Feeding garlic to my dogs

Feeding garlic to my dogs

Can my dog eat Garlic?

Yes, but moderately and only under your supervision. But then, so much has been written about garlic’s poisonous nature to dogs and cats. Is there any truth in that?Yes, garlic can be poisonous. We all know that onions are bad, but did you know that garlic is about 5-times more potent? The reactions vary from breed to breed, and smaller dogs (and cats) show greater sensitivity to the toxic nature of garlic. Garlic can damage red blood cells, making them prone to rupture, which can cause anemia, and lead to further complications.

garlic for dogs

Common signs of garlic poisoning to watch for include:

  • Nausea
  • Drooling
  • Oral irritation
  • Vomiting
  • Diarrhea
  • Abdominal pain
  • Lethargy
  • Elevated heart rate and respiratory rate
  • Weakness
  • Exercise intolerance
  • Collapse
  • Pale gums
Signs of garlic poisoning are not always immediately apparent and can show up after several days even. While tiny amounts of garlic may be safe, large amounts can be quite toxic. But there is nothing to fear Don’t panic. Garlic is not all poison and if prepared well, it can actually be fed to your dog for his improved well-being.

Here’s why we are such strong advocates of garlic:

Minerals and nutrients:Garlic contains high levels of amino acids, inulin, sulfur, zinc, potassium and phosphorus, besides vitamin A and C, magnesium, manganese, calcium, selenium, germanium and B-complex vitamins. Better circulation: Garlic’s pungent energy helps warm the body. Energy moves upwards and outwards to the body’s surface, improving overall circulation. Garlic is also good for the lungs, large intestine, spleen and stomach. To detox: Garlic supports good flora in the digestive tract and eliminates harmful ones, to detox and balance out the digestive system. Liver enhancer: Garlic helps breaks down wastes before they enter your dog’s bloodstream. It also helps him absorb nutrients better from the food. Anti-platelet: Garlic has been known to prevent the formation of blood clots. It can also help widen blood vessels. Anti-cholesterol: When fed in the right proportion, garlic can actually decrease cholesterol build-up in your dog. Prevents tumors: Garlic has been known to fight cancers and improve the overall immune system of dogs. It can also help prevent the formation of tumors. Antibiotic and anti-fungal: Garlic’s antibiotic and anti-fungal properties keep your dog safe from several of the more common illnesses and skin ailments. Anti-parasitic: Garlic works wonderfully as a flea and tick repellent. Start feeding a few weeks before the bug season for the dog’s natural coat oil to pick up the scent.

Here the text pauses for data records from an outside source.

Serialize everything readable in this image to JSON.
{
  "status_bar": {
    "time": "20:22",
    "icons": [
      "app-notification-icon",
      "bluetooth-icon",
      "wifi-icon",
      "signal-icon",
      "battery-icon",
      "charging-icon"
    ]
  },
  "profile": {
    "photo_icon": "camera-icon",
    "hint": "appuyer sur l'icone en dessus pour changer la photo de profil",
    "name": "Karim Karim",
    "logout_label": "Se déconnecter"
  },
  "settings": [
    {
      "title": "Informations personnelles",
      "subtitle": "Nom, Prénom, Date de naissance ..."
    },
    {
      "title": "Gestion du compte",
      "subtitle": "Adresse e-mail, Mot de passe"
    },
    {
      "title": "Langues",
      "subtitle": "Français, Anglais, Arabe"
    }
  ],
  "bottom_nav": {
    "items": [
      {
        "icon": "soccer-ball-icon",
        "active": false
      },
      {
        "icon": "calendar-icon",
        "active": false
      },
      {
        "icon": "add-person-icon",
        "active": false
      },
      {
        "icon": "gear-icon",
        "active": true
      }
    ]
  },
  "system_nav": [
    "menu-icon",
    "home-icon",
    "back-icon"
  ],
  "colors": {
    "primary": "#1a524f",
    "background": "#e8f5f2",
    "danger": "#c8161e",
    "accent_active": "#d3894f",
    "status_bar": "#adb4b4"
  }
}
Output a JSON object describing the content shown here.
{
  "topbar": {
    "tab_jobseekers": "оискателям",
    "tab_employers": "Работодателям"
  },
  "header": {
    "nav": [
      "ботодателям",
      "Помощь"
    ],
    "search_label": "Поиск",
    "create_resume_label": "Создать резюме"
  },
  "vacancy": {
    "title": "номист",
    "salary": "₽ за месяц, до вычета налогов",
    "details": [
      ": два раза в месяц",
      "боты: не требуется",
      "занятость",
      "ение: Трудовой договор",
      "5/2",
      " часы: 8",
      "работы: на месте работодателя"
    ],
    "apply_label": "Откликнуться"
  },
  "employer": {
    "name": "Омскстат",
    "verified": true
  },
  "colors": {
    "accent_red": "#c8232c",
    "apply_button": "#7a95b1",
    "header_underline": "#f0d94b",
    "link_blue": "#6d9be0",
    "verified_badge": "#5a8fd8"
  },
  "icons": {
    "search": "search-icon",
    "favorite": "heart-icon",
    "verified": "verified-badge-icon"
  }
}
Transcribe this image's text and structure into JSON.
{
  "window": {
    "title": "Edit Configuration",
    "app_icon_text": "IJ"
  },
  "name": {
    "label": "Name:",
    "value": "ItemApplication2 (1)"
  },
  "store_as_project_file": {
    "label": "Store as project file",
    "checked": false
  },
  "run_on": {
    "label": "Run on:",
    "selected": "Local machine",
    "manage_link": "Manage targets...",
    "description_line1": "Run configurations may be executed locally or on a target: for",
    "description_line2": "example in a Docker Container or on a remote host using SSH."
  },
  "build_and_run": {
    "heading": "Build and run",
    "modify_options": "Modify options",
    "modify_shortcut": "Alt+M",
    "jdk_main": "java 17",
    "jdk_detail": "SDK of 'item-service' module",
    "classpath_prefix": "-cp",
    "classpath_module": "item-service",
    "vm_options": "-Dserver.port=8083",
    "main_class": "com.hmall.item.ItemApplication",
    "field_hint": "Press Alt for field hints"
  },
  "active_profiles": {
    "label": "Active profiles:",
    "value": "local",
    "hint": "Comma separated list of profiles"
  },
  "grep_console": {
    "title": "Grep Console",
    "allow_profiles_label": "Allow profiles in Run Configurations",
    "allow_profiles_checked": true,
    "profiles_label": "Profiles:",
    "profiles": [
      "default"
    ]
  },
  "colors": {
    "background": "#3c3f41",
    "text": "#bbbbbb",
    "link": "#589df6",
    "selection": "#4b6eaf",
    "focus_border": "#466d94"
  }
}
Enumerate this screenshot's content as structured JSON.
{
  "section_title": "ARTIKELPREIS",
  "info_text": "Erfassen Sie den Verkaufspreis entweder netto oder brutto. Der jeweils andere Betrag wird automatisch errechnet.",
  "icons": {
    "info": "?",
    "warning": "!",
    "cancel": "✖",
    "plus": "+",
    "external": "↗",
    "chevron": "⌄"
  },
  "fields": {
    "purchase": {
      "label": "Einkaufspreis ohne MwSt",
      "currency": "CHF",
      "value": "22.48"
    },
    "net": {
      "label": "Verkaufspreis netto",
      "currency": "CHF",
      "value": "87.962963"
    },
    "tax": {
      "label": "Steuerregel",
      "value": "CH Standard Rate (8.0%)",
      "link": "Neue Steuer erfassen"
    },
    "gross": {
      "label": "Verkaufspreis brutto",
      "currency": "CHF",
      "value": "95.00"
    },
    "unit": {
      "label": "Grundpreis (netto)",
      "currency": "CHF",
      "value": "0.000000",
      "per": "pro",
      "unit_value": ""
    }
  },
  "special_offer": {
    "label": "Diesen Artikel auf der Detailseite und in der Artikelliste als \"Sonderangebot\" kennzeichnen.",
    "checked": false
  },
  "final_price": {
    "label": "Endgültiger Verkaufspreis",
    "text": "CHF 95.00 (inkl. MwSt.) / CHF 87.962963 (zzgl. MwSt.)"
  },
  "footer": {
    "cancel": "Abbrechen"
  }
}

dog and cat eating

Feeding garlic the right way

We can’t stress enough on how the garlic that you feed has to be fresh and raw. Stay away from the bottled pre-chopped or pre-peeled whole garlic cloves in a bag. Your garlic has to be peeled 10-15 minutes before you feed it for your dog to get maximum benefit from it. Fresh organic garlic contains two enzymes: allinn and alliinase. When you chop, crush or mince fresh garlic, these two enzymes combine to create a third enzyme,allicin. Allicin is what gives garlic its antibiotic, antiviral, anti-cancer and antioxidant properties. By feeding raw garlic, you are feeding the nutrition from the entire plant, and not just its extract. While garlic is safe for your dog when fed in appropriate amounts, there are some precautions to bear in mind: Pregnant dogs Check with your veterinarian before supplementing your pregnant dog with any new foods or medicine. Garlic can also change the taste of breast milk, so avoid feeding it to a lactating mother. Puppies Garlic should not be fed to puppies below six months. Breed specific issues Certain dogs, like Akitas and ShibaInus, exhibit a stronger reaction to garlic. Consult your veterinarian if you have any concerns regarding your dog’s health risks. Drug interactions Garlic can interact with certain medications and create complications. If your dog is on any of these drugs, do not feed him garlic.
  • Immune suppressants
  • Heart medications
  • Chemotherapy drugs
  • Blood thinners
  • Insulin
  • Antacids
  • High blood pressure drugs
raw pet food Conclusion Excess of anything can be harmful, but used in moderation and in the right proportion garlic can actually have several health benefits for your pooch. Feed 1/3 of a teaspoon per 10 pounds of your dog’s weight, and you will never exceed permissible limits. What are your views on garlic? Do let us know in your comments below.